My main research interest is in the nuclear regions of active galaxies (Active Galactic Nuclei, AGNs) which I study using very high spatial resolution techniques, such as infrared interferometry and adaptive optics, and with spectroscopy.
AGNs are thought to play a major role in transforming galaxies from gas-rich spiral galaxies to the so called ‘red and dead’ ellipticals, at least in the most luminous galaxies. There is some agreement that ‘AGN feedback’ is important in this transformation as it could push out the molecular gas out of which stars form. However, clear observational evidence for this outflow is very hard to collect, especially at high redshift where this ‘co-evolution’ mostly occurs. In ‘local’ AGNs cosmic evolution does not play a role, but the physical processes in the nuclei can actually be resolved and studied in detail. It is my hope and my ambition that the insights we gain from resolved studies of the AGN phenomenon in the local universe will ultimately provide us with a better understanding of the global evolution of galaxies from the early universe until now.
In mid-November we will be hosting the Lorentz Center workshop “The next generation of thermal-IR astronomy: How can we reach the photon noise limit?”. We will be bringing together a large part of the global thermal-IR community (including experts from Subaru/Comics, Gemini/T-ReCS, VLT/VISIR, UKIRT/Michelle, SOFIA, LBT/LMIRcam, GranTeCan/CanariCam, TAO, VLTI/MATISSE, VLT/NEAR, Gemini-South/TIKI and the next-generation instruments ELT/METIS and TMT/MICHI. After a review of the current instruments, we will look into some specific problems and how to solve them for the next generation instruments.
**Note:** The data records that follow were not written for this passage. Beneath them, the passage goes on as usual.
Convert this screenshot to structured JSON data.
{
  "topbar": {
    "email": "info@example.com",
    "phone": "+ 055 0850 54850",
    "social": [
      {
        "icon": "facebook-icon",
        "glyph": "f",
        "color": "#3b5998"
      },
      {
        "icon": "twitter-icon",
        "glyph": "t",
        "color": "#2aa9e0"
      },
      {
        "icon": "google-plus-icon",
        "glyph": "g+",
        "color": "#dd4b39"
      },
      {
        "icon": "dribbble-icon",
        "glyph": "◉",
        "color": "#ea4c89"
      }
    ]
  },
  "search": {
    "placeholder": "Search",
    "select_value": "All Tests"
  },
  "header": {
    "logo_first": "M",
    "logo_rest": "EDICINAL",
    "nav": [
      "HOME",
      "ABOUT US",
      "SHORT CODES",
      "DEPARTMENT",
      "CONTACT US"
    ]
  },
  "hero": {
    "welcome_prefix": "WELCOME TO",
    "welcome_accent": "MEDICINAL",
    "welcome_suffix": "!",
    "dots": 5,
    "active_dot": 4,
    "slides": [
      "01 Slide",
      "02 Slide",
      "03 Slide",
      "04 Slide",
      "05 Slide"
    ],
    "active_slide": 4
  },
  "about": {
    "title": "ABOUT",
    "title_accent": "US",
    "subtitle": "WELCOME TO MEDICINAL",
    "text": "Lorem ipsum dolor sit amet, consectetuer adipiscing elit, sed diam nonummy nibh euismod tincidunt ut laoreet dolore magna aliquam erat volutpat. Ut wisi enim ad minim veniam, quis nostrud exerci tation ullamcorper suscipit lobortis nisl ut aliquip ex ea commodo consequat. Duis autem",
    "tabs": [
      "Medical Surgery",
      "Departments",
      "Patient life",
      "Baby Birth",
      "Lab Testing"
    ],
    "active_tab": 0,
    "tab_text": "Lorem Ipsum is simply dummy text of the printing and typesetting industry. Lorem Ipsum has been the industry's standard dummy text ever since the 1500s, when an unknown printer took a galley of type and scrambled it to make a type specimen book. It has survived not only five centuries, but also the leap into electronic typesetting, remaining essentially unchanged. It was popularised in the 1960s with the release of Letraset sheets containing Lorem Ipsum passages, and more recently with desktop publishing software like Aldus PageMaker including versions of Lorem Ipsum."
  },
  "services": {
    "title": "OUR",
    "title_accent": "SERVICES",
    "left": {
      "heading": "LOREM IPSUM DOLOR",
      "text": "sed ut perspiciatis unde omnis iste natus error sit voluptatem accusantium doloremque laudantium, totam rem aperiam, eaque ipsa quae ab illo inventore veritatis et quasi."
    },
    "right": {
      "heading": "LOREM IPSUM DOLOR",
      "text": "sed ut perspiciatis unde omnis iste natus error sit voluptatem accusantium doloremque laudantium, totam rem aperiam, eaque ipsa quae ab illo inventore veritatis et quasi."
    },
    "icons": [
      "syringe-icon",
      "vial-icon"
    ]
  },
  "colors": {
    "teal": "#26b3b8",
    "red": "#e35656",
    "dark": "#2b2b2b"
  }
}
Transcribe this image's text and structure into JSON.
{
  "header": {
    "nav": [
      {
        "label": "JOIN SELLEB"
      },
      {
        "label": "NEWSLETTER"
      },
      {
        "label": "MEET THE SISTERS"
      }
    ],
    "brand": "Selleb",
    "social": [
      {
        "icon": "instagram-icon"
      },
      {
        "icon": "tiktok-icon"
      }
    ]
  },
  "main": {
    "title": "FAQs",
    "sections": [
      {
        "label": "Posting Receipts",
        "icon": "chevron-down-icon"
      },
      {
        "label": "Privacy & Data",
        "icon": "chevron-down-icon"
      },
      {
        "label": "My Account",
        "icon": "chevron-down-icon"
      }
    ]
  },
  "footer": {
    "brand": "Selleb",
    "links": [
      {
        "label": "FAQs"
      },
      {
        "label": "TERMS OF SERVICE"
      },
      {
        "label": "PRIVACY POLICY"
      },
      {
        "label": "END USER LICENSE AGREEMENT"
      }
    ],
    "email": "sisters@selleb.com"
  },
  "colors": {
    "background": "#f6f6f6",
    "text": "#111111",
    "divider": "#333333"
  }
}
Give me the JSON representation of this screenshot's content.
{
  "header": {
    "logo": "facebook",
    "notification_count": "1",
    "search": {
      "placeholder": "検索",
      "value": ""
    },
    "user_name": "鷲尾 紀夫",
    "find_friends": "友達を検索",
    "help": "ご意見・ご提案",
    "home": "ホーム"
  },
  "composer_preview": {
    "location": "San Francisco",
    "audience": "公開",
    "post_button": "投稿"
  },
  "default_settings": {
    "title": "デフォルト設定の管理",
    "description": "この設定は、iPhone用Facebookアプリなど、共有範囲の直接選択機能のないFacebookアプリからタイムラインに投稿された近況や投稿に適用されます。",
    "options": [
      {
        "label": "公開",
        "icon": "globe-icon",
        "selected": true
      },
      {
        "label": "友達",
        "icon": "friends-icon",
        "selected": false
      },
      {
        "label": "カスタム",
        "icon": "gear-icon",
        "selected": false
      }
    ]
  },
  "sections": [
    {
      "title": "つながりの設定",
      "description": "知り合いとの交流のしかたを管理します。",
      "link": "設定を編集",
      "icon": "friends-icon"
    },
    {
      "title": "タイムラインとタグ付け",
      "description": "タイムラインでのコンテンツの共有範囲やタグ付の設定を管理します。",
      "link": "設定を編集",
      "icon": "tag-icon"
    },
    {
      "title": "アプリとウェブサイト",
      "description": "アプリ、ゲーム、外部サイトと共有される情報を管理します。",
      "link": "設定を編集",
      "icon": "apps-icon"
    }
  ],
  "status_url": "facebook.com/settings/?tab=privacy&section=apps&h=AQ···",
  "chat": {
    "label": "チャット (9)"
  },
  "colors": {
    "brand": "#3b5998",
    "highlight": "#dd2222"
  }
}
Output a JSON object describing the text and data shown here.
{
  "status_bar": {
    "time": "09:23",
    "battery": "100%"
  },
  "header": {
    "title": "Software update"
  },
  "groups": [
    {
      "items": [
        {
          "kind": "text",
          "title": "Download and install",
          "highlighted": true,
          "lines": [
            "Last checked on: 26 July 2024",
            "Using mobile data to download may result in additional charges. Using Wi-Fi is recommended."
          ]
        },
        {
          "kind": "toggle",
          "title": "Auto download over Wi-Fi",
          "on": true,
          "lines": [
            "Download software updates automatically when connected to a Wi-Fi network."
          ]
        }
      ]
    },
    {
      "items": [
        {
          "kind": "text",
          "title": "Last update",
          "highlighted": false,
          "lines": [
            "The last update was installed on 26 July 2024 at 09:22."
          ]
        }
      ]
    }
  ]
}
This includes chopping/nodding residuals, drift scanning and an investigation into what timescales are the most relevant for detector, telescope and atmospheric variations. Check out our programme and please get in contact with me if you would like to come!